- _PROMPT_
Please return every line in the entries below with the word "JSON" in it.

Items from an interface collection:
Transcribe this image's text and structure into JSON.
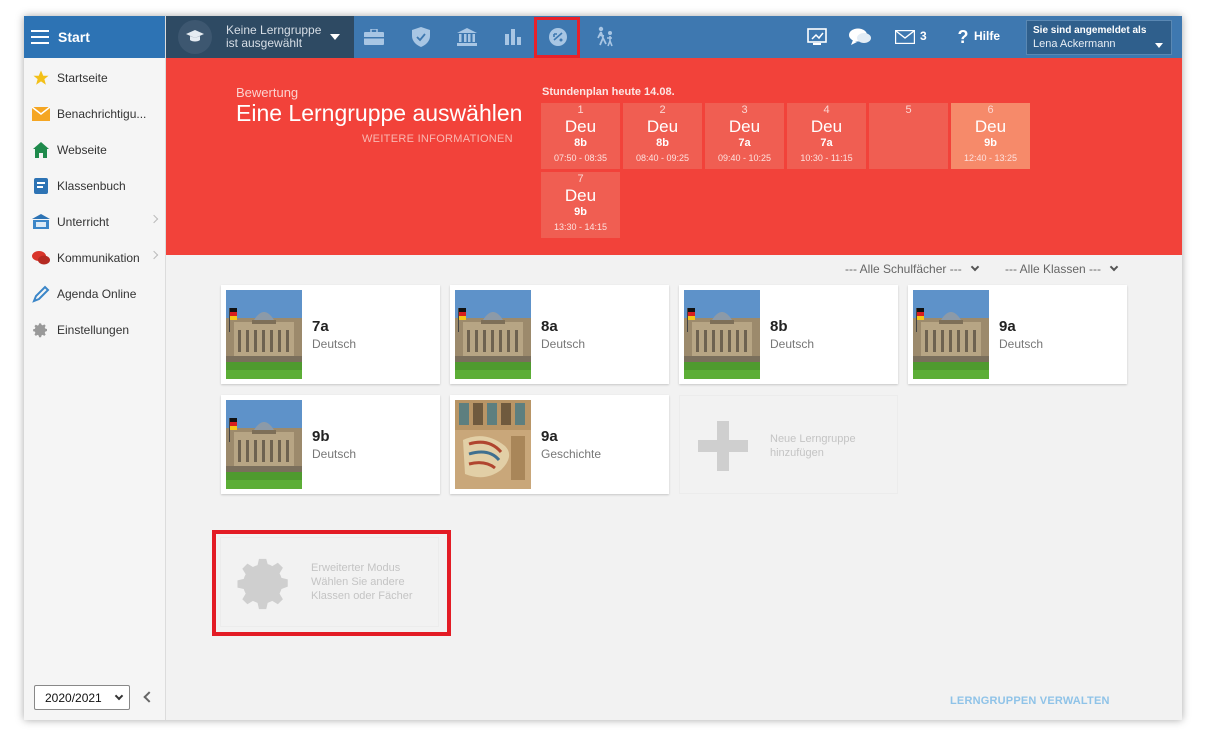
{
  "sidebar": {
    "title": "Start",
    "items": [
      {
        "label": "Startseite",
        "icon": "star-icon"
      },
      {
        "label": "Benachrichtigu...",
        "icon": "mail-icon"
      },
      {
        "label": "Webseite",
        "icon": "home-icon"
      },
      {
        "label": "Klassenbuch",
        "icon": "book-icon"
      },
      {
        "label": "Unterricht",
        "icon": "classroom-icon"
      },
      {
        "label": "Kommunikation",
        "icon": "chat-icon"
      },
      {
        "label": "Agenda Online",
        "icon": "pen-icon"
      },
      {
        "label": "Einstellungen",
        "icon": "gear-icon"
      }
    ],
    "year": "2020/2021"
  },
  "topbar": {
    "group_line1": "Keine Lerngruppe",
    "group_line2": "ist ausgewählt",
    "mail_count": "3",
    "help": "Hilfe",
    "login_line1": "Sie sind angemeldet als",
    "login_user": "Lena Ackermann"
  },
  "banner": {
    "subtitle": "Bewertung",
    "title": "Eine Lerngruppe auswählen",
    "more_info": "WEITERE INFORMATIONEN",
    "schedule_title": "Stundenplan heute 14.08.",
    "slots": [
      {
        "n": "1",
        "subject": "Deu",
        "class": "8b",
        "time": "07:50 - 08:35"
      },
      {
        "n": "2",
        "subject": "Deu",
        "class": "8b",
        "time": "08:40 - 09:25"
      },
      {
        "n": "3",
        "subject": "Deu",
        "class": "7a",
        "time": "09:40 - 10:25"
      },
      {
        "n": "4",
        "subject": "Deu",
        "class": "7a",
        "time": "10:30 - 11:15"
      },
      {
        "n": "5",
        "subject": "",
        "class": "",
        "time": ""
      },
      {
        "n": "6",
        "subject": "Deu",
        "class": "9b",
        "time": "12:40 - 13:25"
      },
      {
        "n": "7",
        "subject": "Deu",
        "class": "9b",
        "time": "13:30 - 14:15"
      }
    ]
  },
  "filters": {
    "subjects": "--- Alle Schulfächer ---",
    "classes": "--- Alle Klassen ---"
  },
  "cards": [
    {
      "cls": "7a",
      "subject": "Deutsch"
    },
    {
      "cls": "8a",
      "subject": "Deutsch"
    },
    {
      "cls": "8b",
      "subject": "Deutsch"
    },
    {
      "cls": "9a",
      "subject": "Deutsch"
    },
    {
      "cls": "9b",
      "subject": "Deutsch"
    },
    {
      "cls": "9a",
      "subject": "Geschichte"
    }
  ],
  "add_card": {
    "line1": "Neue Lerngruppe",
    "line2": "hinzufügen"
  },
  "advanced": {
    "line1": "Erweiterter Modus",
    "line2": "Wählen Sie andere",
    "line3": "Klassen oder Fächer"
  },
  "manage_link": "LERNGRUPPEN VERWALTEN"
}
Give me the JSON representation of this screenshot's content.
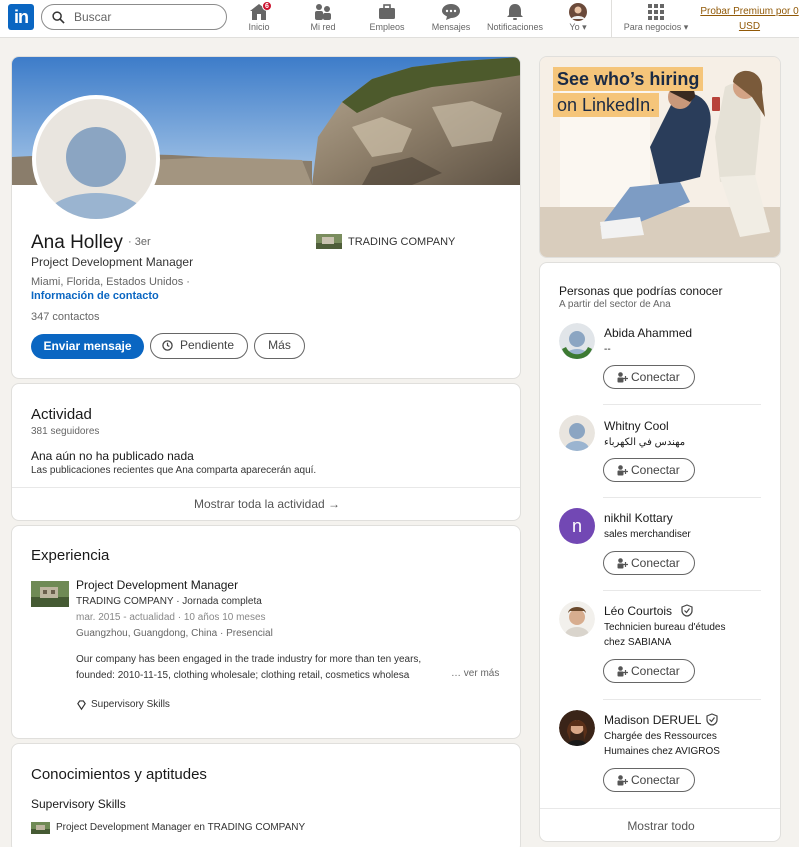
{
  "nav": {
    "logo": "in",
    "search_placeholder": "Buscar",
    "items": [
      {
        "label": "Inicio",
        "badge": "6",
        "icon": "home-icon"
      },
      {
        "label": "Mi red",
        "icon": "network-icon"
      },
      {
        "label": "Empleos",
        "icon": "briefcase-icon"
      },
      {
        "label": "Mensajes",
        "icon": "messages-icon"
      },
      {
        "label": "Notificaciones",
        "icon": "bell-icon"
      },
      {
        "label": "Yo",
        "icon": "avatar-icon"
      },
      {
        "label": "Para negocios",
        "icon": "grid-icon"
      }
    ],
    "premium_line1": "Probar Premium por 0",
    "premium_line2": "USD"
  },
  "profile": {
    "name": "Ana Holley",
    "degree": "· 3er",
    "headline": "Project Development Manager",
    "location": "Miami, Florida, Estados Unidos ·",
    "contact_info": "Información de contacto",
    "connections": "347 contactos",
    "company": "TRADING COMPANY",
    "buttons": {
      "message": "Enviar mensaje",
      "pending": "Pendiente",
      "more": "Más"
    }
  },
  "activity": {
    "title": "Actividad",
    "followers": "381 seguidores",
    "empty_title": "Ana aún no ha publicado nada",
    "empty_desc": "Las publicaciones recientes que Ana comparta aparecerán aquí.",
    "show_all": "Mostrar toda la actividad →"
  },
  "experience": {
    "title": "Experiencia",
    "role": "Project Development Manager",
    "company_line": "TRADING COMPANY · Jornada completa",
    "dates": "mar. 2015 - actualidad · 10 años 10 meses",
    "place": "Guangzhou, Guangdong, China · Presencial",
    "description": "Our company has been engaged in the trade industry for more than ten years, founded: 2010-11-15, clothing wholesale; clothing retail, cosmetics wholesa",
    "see_more": "… ver más",
    "skill": "Supervisory Skills"
  },
  "skills": {
    "title": "Conocimientos y aptitudes",
    "skill_name": "Supervisory Skills",
    "skill_context": "Project Development Manager en TRADING COMPANY"
  },
  "ad": {
    "line1": "See who’s hiring",
    "line2": "on LinkedIn."
  },
  "pymk": {
    "title": "Personas que podrías conocer",
    "subtitle": "A partir del sector de Ana",
    "connect_label": "Conectar",
    "show_all": "Mostrar todo",
    "people": [
      {
        "name": "Abida Ahammed",
        "headline1": "--",
        "headline2": ""
      },
      {
        "name": "Whitny Cool",
        "headline1": "مهندس في الكهرباء",
        "headline2": ""
      },
      {
        "name": "nikhil Kottary",
        "headline1": "sales merchandiser",
        "headline2": "",
        "initial": "n"
      },
      {
        "name": "Léo Courtois",
        "headline1": "Technicien bureau d'études",
        "headline2": "chez SABIANA"
      },
      {
        "name": "Madison DERUEL",
        "headline1": "Chargée des Ressources",
        "headline2": "Humaines chez AVIGROS"
      }
    ]
  }
}
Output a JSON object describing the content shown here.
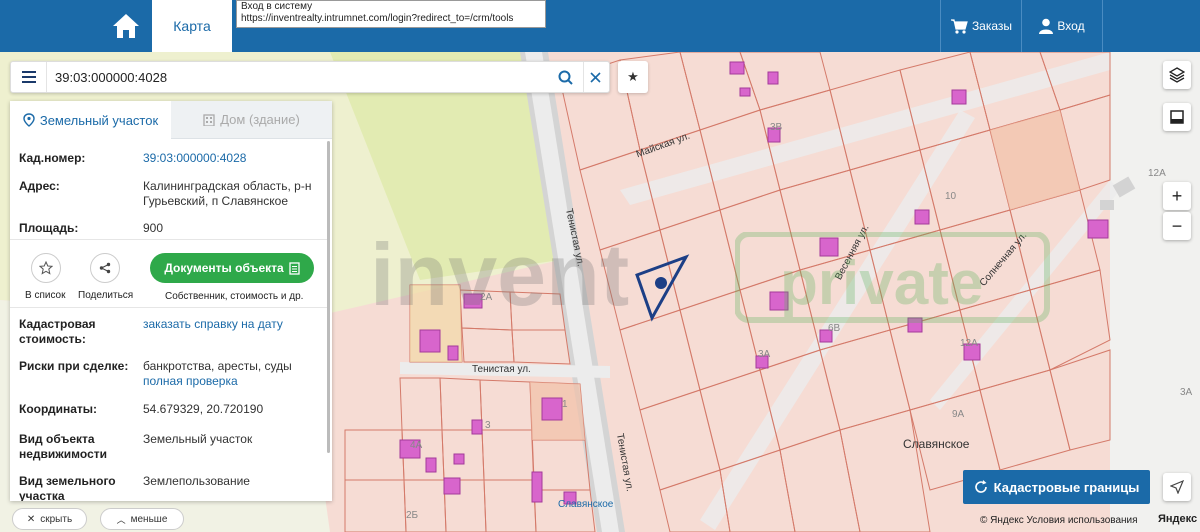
{
  "topbar": {
    "map_tab": "Карта",
    "tooltip_line1": "Вход в систему",
    "tooltip_line2": "https://inventrealty.intrumnet.com/login?redirect_to=/crm/tools",
    "orders": "Заказы",
    "login": "Вход"
  },
  "search": {
    "value": "39:03:000000:4028"
  },
  "panel": {
    "tabs": [
      {
        "label": "Земельный участок",
        "icon": "map-pin-icon"
      },
      {
        "label": "Дом (здание)",
        "icon": "building-icon"
      }
    ],
    "cad_number_label": "Кад.номер:",
    "cad_number_value": "39:03:000000:4028",
    "address_label": "Адрес:",
    "address_value": "Калининградская область, р-н Гурьевский, п Славянское",
    "area_label": "Площадь:",
    "area_value": "900",
    "actions": {
      "add_list": "В список",
      "share": "Поделиться",
      "docs_button": "Документы объекта",
      "docs_sub": "Собственник, стоимость и др."
    },
    "cost_label": "Кадастровая стоимость:",
    "cost_link": "заказать справку на дату",
    "risks_label": "Риски при сделке:",
    "risks_value": "банкротства, аресты, суды",
    "risks_link": "полная проверка",
    "coords_label": "Координаты:",
    "coords_value": "54.679329, 20.720190",
    "type_label": "Вид объекта недвижимости",
    "type_value": "Земельный участок",
    "use_label": "Вид земельного участка",
    "use_value": "Землепользование"
  },
  "bottom": {
    "hide": "скрыть",
    "less": "меньше"
  },
  "map": {
    "street_mayskaya": "Майская ул.",
    "street_tenistaya": "Тенистая ул.",
    "street_tenistaya2": "Тенистая ул.",
    "street_tenistaya3": "Тенистая ул.",
    "street_vesennyaya": "Весенняя ул.",
    "street_solnechnaya": "Солнечная ул.",
    "place_slavyanskoe": "Славянское",
    "place_slavyanskoe2": "Славянское",
    "house_labels": [
      "3В",
      "10",
      "12А",
      "6В",
      "3А",
      "2А",
      "1",
      "3",
      "4А",
      "9А",
      "12А",
      "3А",
      "2Б"
    ],
    "watermark_left": "invent",
    "watermark_right": "private"
  },
  "controls": {
    "cad_borders": "Кадастровые границы",
    "zoom_in": "+",
    "zoom_out": "−",
    "footer": "© Яндекс Условия использования",
    "yandex_brand": "Яндекс"
  }
}
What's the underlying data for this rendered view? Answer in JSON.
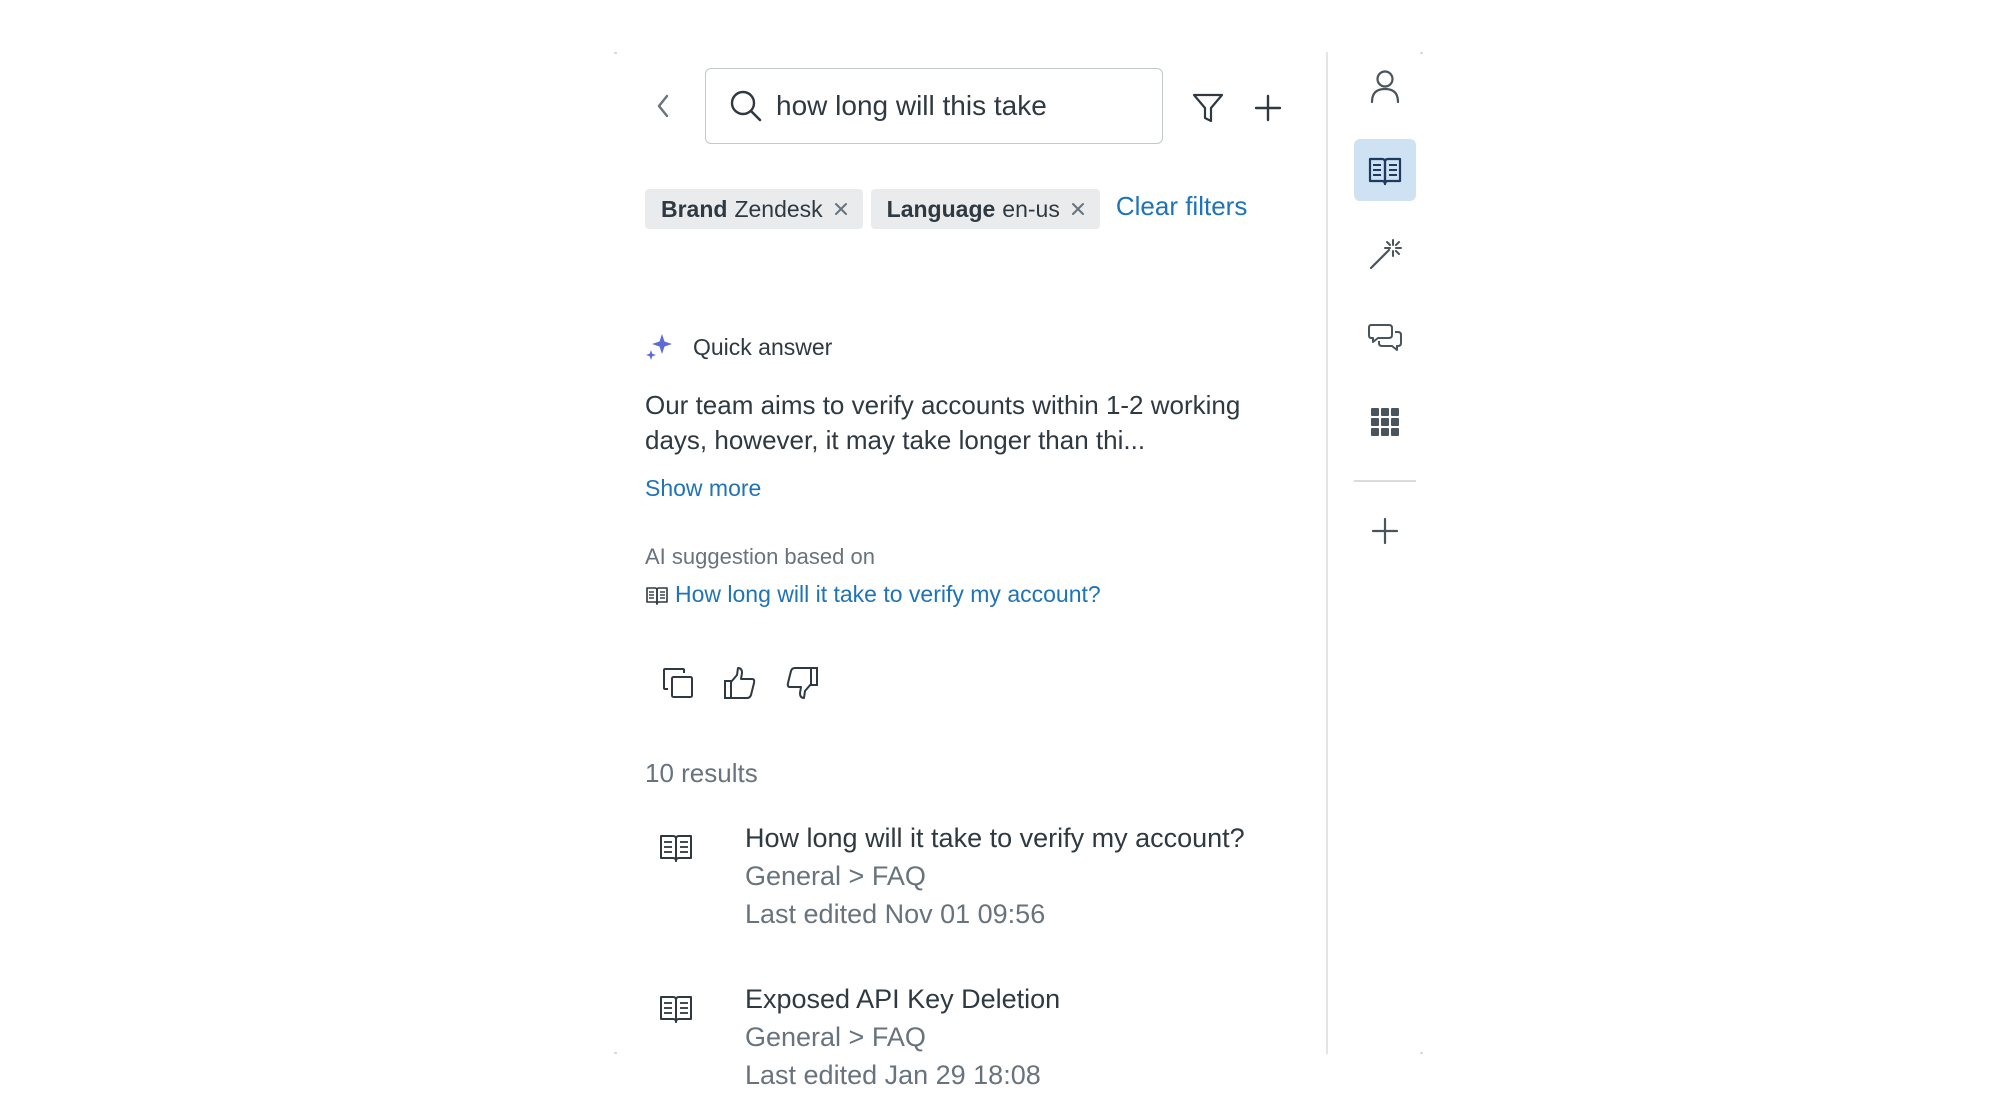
{
  "search": {
    "query": "how long will this take"
  },
  "filters": {
    "chips": [
      {
        "key": "Brand",
        "value": "Zendesk"
      },
      {
        "key": "Language",
        "value": "en-us"
      }
    ],
    "clear_label": "Clear filters"
  },
  "quick_answer": {
    "title": "Quick answer",
    "text": "Our team aims to verify accounts within 1-2 working days, however, it may take longer than thi...",
    "show_more": "Show more",
    "based_on_label": "AI suggestion based on",
    "source_title": "How long will it take to verify my account?"
  },
  "results": {
    "count_label": "10 results",
    "items": [
      {
        "title": "How long will it take to verify my account?",
        "path": "General > FAQ",
        "edited": "Last edited Nov 01 09:56"
      },
      {
        "title": "Exposed API Key Deletion",
        "path": "General > FAQ",
        "edited": "Last edited Jan 29 18:08"
      }
    ]
  },
  "rail": {
    "items": [
      {
        "icon": "user-icon",
        "active": false
      },
      {
        "icon": "knowledge-book-icon",
        "active": true
      },
      {
        "icon": "magic-wand-icon",
        "active": false
      },
      {
        "icon": "chat-bubbles-icon",
        "active": false
      },
      {
        "icon": "apps-grid-icon",
        "active": false
      },
      {
        "icon": "plus-icon",
        "active": false
      }
    ]
  },
  "colors": {
    "link": "#1f73b7",
    "text": "#2f3941",
    "muted": "#68737d",
    "chip_bg": "#e9ebed",
    "active_rail_bg": "#cfe2f3",
    "sparkle": "#5c6bd6"
  }
}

- _ANSWER BOX_
Transcribe this image's text and structure into JSON.
Give me the JSON representation of this screenshot's content.
Output a JSON object describing the content shown here.
What's the underlying data for this rendered view? Answer in JSON.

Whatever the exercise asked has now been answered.